DOD’s blog: painting a picture of pension charges

The government consultation on pensions charges closed yesterday. 

The big pensions beasts were out in force to put their views across, and sometimes cross swords – through both new and old media, as well as at industry events and meetings.

Most weighed in to say the cap is either a bad idea or too low, while a lone (as far as I know) voice came from Legal & General which said the proposed 0.75% cap was too high, and that 0.5% should be enough.

Speaking to various players (from advisers and consultants to pension and platform providers, and then the fund managers) a picture is emerging of the pros and cons in pensions charges.

Firstly, everyone I have heard speak on the subject agrees that old schemes with overly high charges need to be rescued. But these are a small minority – both in terms of number of schemes and number of members.

Secondly, technology is dramatically reducing the cost of delivering pensions from fund managers, via an investment platform, through the pension providers and/or pension schemes.
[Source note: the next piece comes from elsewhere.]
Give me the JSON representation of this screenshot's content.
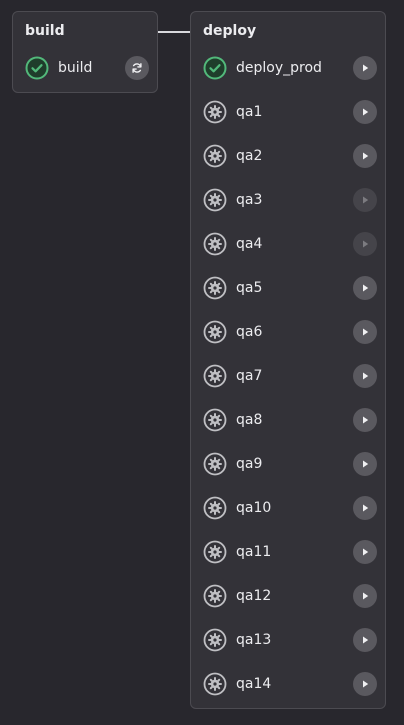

The margins are not what they used to be, and every 0.1% counts across administration, fund managers, communications and advice.

Thirdly, those businesses along the pensions food chain that have managed to streamline administration that is adaptable to a rapidly changing market (some have been caught out overinvesting in technology that is now dated and costly to update) are able to charge less. The others are not overcharging crooks, it simply costs them more to do the same job.

Fourthly, getting higher contributions in from members is more important than reducing charges. But once you have got the message on contributions across, then work on charges.

Fifthly, how much charges matter depends on how much members have in their pension. People with bigger savings pots will be hit hardest, but they might also be more willing to pay extra for more sophisticated fund choices. But they need to be reasonably sure these choices will deliver the extra retirement income that they are paying for.

Speaking to a few employers on this issue last week, it is clear they only have a limited budget to spend on charges. Most good employers want to limit the impact of charges on members. They have to balance this off against getting the best returns and pensions outcomes they can. 

Personally, at this date in time, 0.75% seems about right and will shake up and wake those that need it. In time, we might look to go lower. But there should always be room for employers and advisers to argue the case of why a scheme has opted for a higher charge in order to deliver a better outcome for members.

What do you think?


Debi O’Donovan


Employee Benefits


Twitter: @DebiODonovan